(RECORDS FOR THE EXERCISE begins)

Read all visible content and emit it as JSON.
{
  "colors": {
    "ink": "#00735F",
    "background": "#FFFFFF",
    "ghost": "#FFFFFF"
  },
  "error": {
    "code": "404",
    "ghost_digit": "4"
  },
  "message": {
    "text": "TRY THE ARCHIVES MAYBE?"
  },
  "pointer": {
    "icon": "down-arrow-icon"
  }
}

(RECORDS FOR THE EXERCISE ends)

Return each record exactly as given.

Read all visible content and emit it as JSON.
{
  "colors": {
    "ink": "#00735F",
    "background": "#FFFFFF",
    "ghost": "#FFFFFF"
  },
  "error": {
    "code": "404",
    "ghost_digit": "4"
  },
  "message": {
    "text": "TRY THE ARCHIVES MAYBE?"
  },
  "pointer": {
    "icon": "down-arrow-icon"
  }
}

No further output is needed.